A team of researchers at the Canadian University of Waterloo have developed a new system to control the in- and outlet valves of an internal combustion engine more efficiently.
Current gasoline and diesel engines use a camshaft for valve timing, which is a robust system but it offers limited flexibility.
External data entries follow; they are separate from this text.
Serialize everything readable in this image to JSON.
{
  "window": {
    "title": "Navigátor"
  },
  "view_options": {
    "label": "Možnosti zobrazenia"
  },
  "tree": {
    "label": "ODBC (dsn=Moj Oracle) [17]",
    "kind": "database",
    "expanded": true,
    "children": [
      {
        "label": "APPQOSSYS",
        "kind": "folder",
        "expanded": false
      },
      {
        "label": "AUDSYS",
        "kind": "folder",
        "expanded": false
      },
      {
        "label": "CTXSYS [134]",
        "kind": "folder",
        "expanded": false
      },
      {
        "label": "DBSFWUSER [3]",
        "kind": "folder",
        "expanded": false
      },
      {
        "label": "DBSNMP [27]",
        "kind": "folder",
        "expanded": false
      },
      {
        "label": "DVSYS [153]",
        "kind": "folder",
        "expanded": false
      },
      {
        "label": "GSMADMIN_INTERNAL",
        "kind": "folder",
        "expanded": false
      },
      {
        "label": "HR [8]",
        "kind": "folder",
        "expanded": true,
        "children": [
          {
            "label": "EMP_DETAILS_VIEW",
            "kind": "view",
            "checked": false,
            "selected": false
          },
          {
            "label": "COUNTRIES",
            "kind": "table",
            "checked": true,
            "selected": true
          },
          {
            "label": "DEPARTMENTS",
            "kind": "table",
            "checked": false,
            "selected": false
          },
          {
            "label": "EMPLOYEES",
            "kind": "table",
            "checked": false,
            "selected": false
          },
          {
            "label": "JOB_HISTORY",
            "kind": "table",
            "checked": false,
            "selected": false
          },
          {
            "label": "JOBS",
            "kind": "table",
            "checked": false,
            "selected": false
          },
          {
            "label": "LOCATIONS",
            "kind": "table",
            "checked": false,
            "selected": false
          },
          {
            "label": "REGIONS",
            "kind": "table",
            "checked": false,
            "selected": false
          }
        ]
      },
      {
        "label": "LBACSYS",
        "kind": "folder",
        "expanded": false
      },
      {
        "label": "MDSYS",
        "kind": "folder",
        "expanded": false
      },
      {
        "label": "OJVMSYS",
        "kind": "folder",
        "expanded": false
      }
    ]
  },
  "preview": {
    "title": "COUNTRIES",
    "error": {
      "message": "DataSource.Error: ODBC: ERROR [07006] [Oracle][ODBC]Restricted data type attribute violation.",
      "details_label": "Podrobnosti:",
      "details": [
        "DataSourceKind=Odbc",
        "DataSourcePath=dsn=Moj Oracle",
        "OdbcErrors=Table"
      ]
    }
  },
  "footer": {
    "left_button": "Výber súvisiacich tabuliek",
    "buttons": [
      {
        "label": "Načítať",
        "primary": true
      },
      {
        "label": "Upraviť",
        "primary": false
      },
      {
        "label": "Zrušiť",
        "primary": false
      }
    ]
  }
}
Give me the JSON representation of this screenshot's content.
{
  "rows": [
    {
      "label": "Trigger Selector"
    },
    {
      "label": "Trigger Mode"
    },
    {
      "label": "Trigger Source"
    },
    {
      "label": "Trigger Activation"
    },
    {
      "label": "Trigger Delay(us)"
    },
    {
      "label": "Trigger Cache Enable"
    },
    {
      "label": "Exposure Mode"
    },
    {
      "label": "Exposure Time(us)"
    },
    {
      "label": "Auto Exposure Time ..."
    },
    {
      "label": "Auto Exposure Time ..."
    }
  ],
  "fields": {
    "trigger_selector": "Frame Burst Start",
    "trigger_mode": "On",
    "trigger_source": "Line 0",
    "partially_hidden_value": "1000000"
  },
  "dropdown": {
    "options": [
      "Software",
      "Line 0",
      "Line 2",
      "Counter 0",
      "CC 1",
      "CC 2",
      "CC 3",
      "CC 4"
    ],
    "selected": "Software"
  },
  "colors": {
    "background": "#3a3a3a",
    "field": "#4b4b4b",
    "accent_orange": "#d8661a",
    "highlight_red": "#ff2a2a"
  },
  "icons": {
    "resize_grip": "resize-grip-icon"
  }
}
The university of Waterloo has developed a hydraulic valve system, offering an increased flexibility in timing and a reduced energy consumption.
According to the Amir Khajepour, professor of mechanical and mechatronics engineering at the university, “The patented system combines the well-established benefits of a fully variable valve system with the relatively low cost and complexity of production engines”.
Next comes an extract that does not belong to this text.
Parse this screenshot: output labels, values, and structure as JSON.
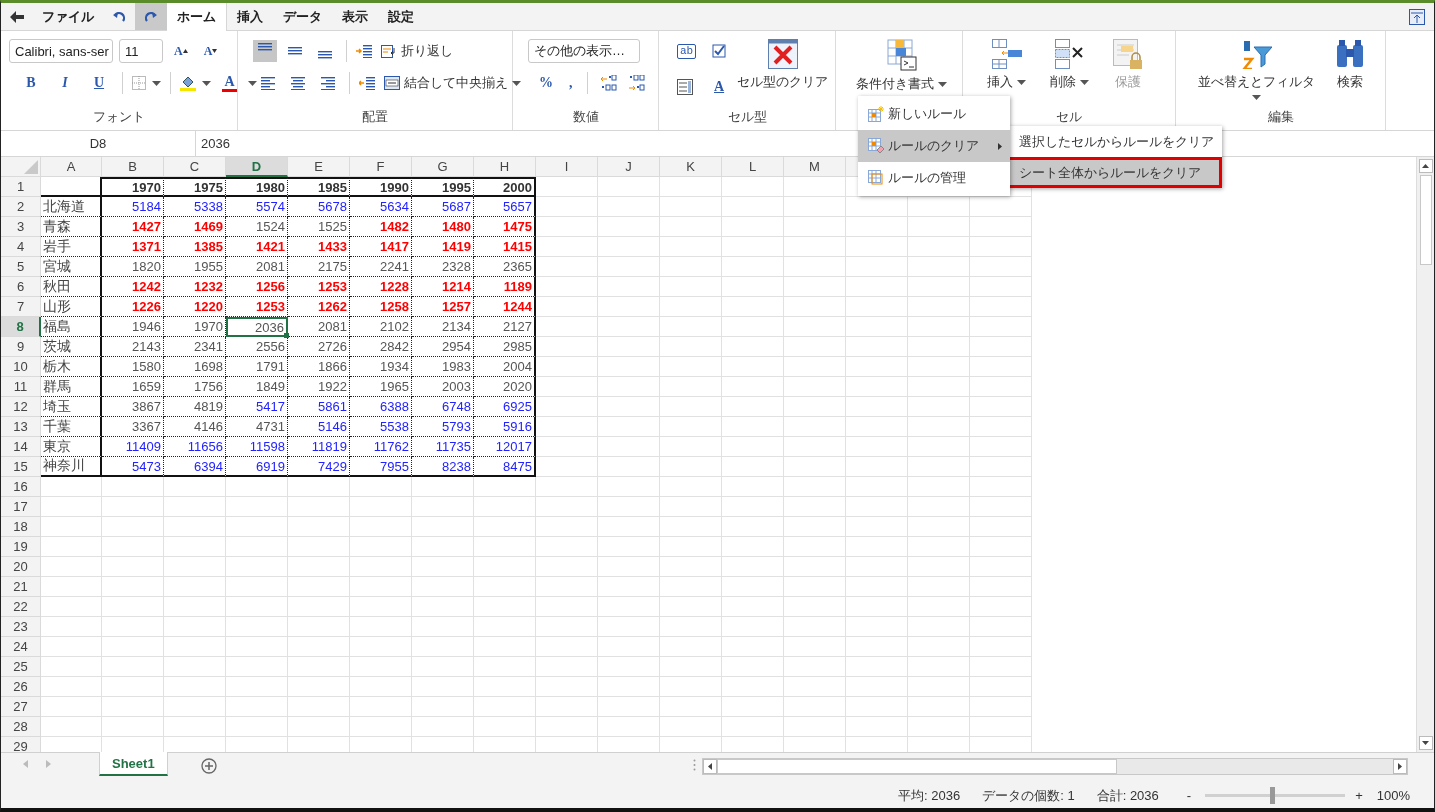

Operation of this new system requires 58% less energy than a traditional camshaft; which could potentially improve the total efficency of the engine by over 10 percent.
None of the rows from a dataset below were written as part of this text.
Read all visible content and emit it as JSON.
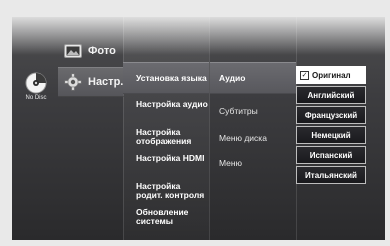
{
  "disc": {
    "label": "No Disc",
    "icon": "disc-icon"
  },
  "main_menu": [
    {
      "label": "Фото",
      "icon": "photo-icon",
      "selected": false
    },
    {
      "label": "Настр.",
      "icon": "gear-icon",
      "selected": true
    }
  ],
  "sub_menu": [
    {
      "label": "Установка языка",
      "active": true
    },
    {
      "label": "Настройка аудио"
    },
    {
      "label": "Настройка отображения"
    },
    {
      "label": "Настройка HDMI"
    },
    {
      "label": "Настройка родит. контроля"
    },
    {
      "label": "Обновление системы"
    }
  ],
  "settings": [
    {
      "label": "Аудио",
      "active": true
    },
    {
      "label": "Субтитры"
    },
    {
      "label": "Меню диска"
    },
    {
      "label": "Меню"
    }
  ],
  "dropdown": {
    "options": [
      {
        "label": "Оригинал",
        "selected": true
      },
      {
        "label": "Английский"
      },
      {
        "label": "Французский"
      },
      {
        "label": "Немецкий"
      },
      {
        "label": "Испанский"
      },
      {
        "label": "Итальянский"
      }
    ],
    "check_mark": "✓"
  }
}
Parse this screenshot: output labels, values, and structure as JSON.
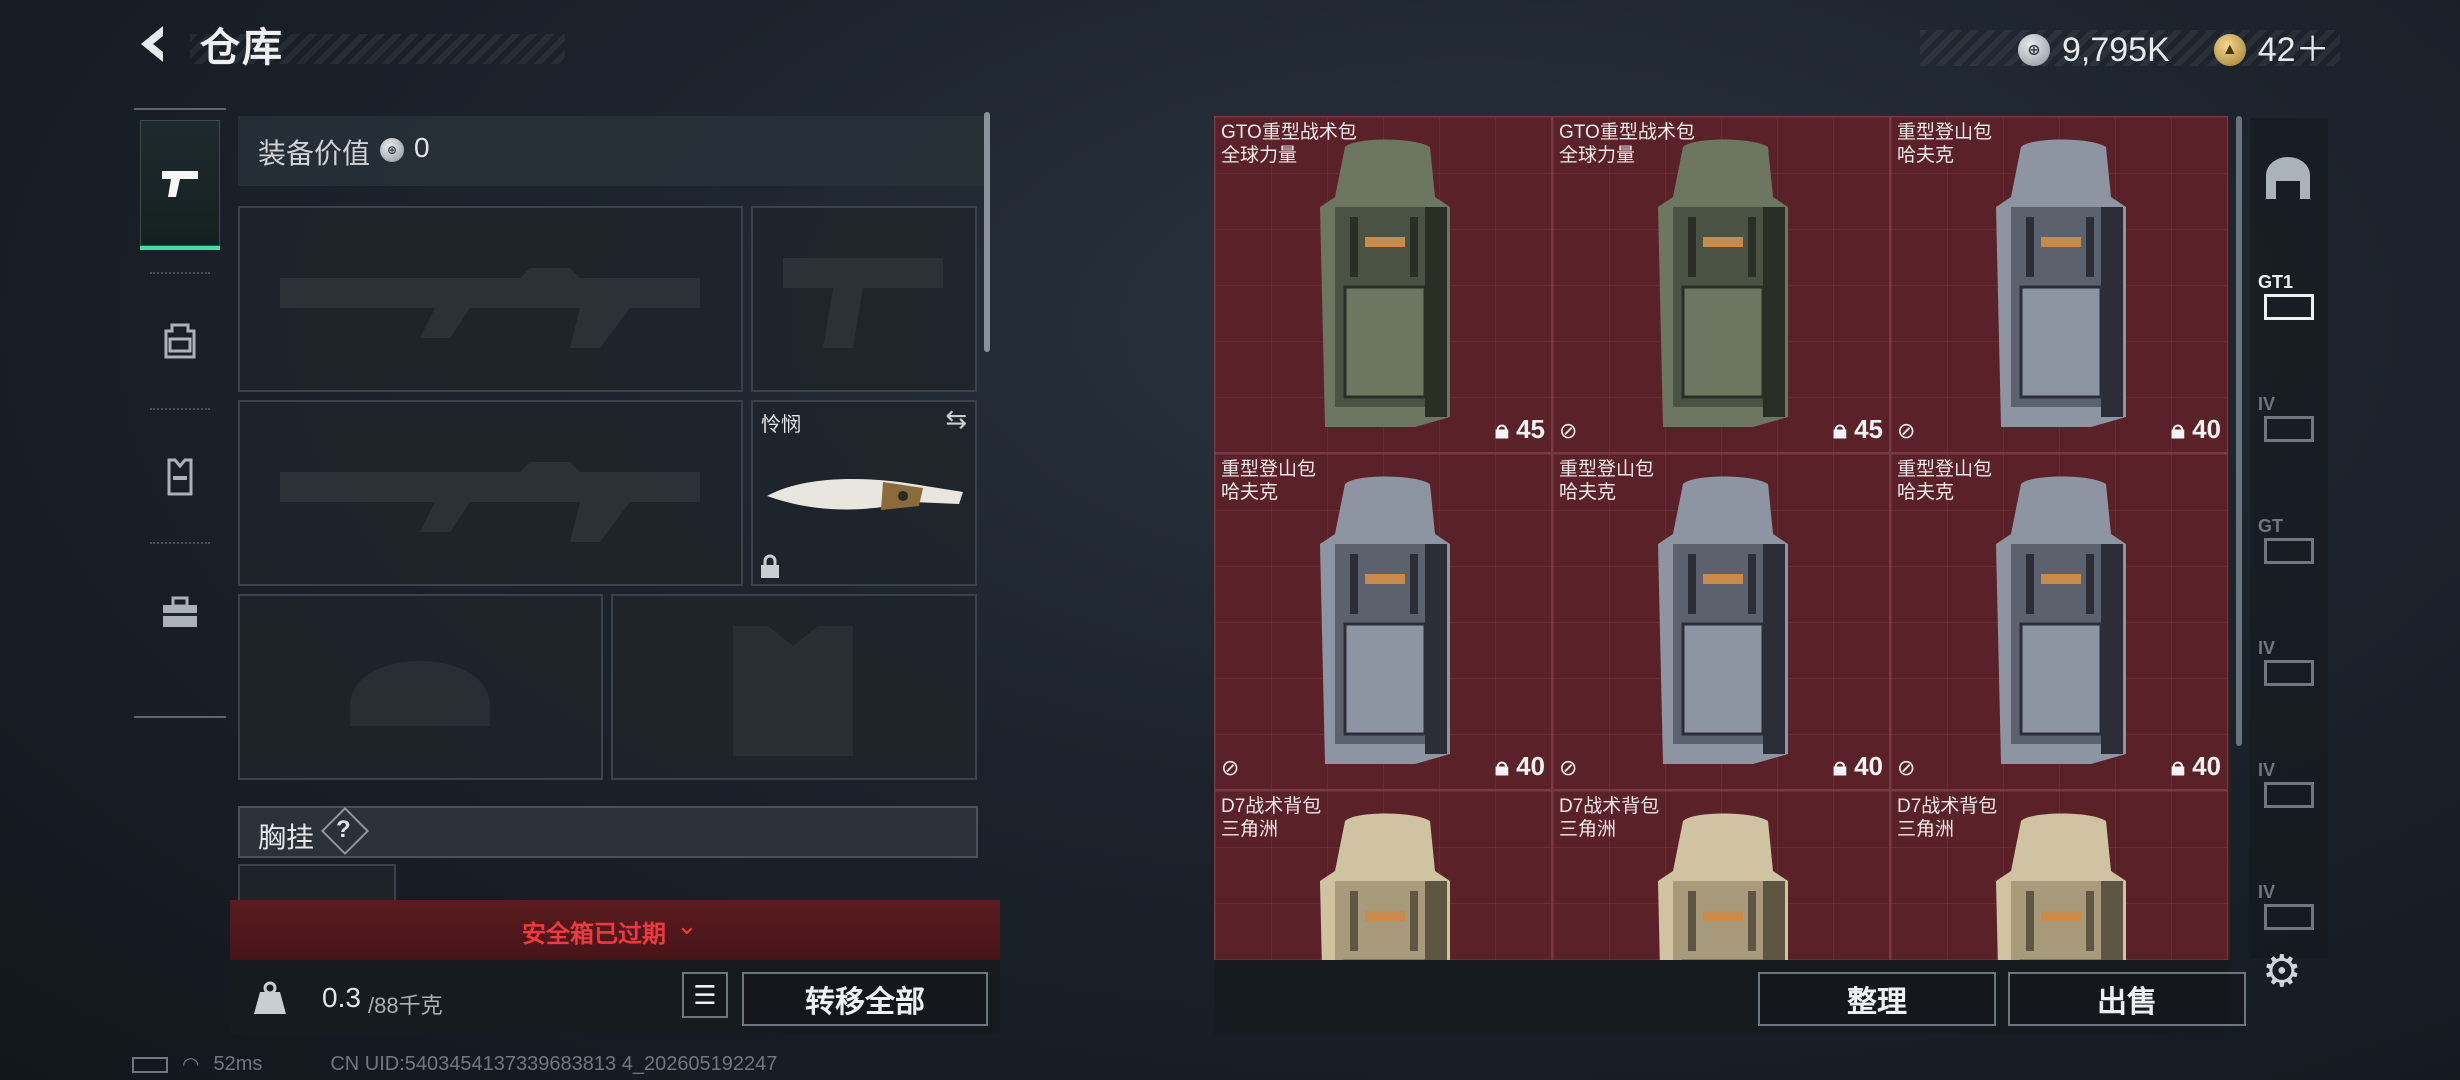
{
  "header": {
    "title": "仓库"
  },
  "currency": {
    "silver": "9,795K",
    "gold": "42＋"
  },
  "left_tabs": [
    {
      "icon": "pistol-icon",
      "active": true
    },
    {
      "icon": "backpack-icon",
      "active": false
    },
    {
      "icon": "vest-icon",
      "active": false
    },
    {
      "icon": "case-icon",
      "active": false
    }
  ],
  "equipment": {
    "value_label": "装备价值",
    "value": "0",
    "melee_name": "怜悯",
    "chest_label": "胸挂",
    "chest_help": "?"
  },
  "safe_box": {
    "text": "安全箱已过期"
  },
  "capacity": {
    "current": "0.3",
    "max": "/88千克"
  },
  "buttons": {
    "transfer_all": "转移全部",
    "sort": "整理",
    "sell": "出售"
  },
  "grid_items": [
    {
      "name1": "GTO重型战术包",
      "name2": "全球力量",
      "weight": "45",
      "style": "olive",
      "nocarry": false
    },
    {
      "name1": "GTO重型战术包",
      "name2": "全球力量",
      "weight": "45",
      "style": "olive",
      "nocarry": true
    },
    {
      "name1": "重型登山包",
      "name2": "哈夫克",
      "weight": "40",
      "style": "grey",
      "nocarry": true
    },
    {
      "name1": "重型登山包",
      "name2": "哈夫克",
      "weight": "40",
      "style": "grey",
      "nocarry": true
    },
    {
      "name1": "重型登山包",
      "name2": "哈夫克",
      "weight": "40",
      "style": "grey",
      "nocarry": true
    },
    {
      "name1": "重型登山包",
      "name2": "哈夫克",
      "weight": "40",
      "style": "grey",
      "nocarry": true
    },
    {
      "name1": "D7战术背包",
      "name2": "三角洲",
      "weight": "",
      "style": "tan",
      "nocarry": false
    },
    {
      "name1": "D7战术背包",
      "name2": "三角洲",
      "weight": "",
      "style": "tan",
      "nocarry": false
    },
    {
      "name1": "D7战术背包",
      "name2": "三角洲",
      "weight": "",
      "style": "tan",
      "nocarry": false
    }
  ],
  "right_strip": [
    "storage-icon",
    "gt1-backpack-icon",
    "iv-backpack-icon",
    "gt-vest-icon",
    "iv-vest-icon",
    "iv-vest-icon-2",
    "iv-vest-icon-3"
  ],
  "right_strip_labels": [
    "",
    "GT1",
    "IV",
    "GT",
    "IV",
    "IV",
    "IV"
  ],
  "status": {
    "ping": "52ms",
    "uid": "CN UID:5403454137339683813 4_202605192247"
  },
  "colors": {
    "accent": "#3ee0a8",
    "danger": "#e0383f",
    "cell_bg": "#5a2228"
  }
}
Although several car manufacterers have developed flexible valve timing systems in the past, these systems were either more expensive, energy inefficient or less reliable, according to the university.
The study on optimizing the hydraulic variable valve system began in 2008 and will be published in the journal Mechatronics.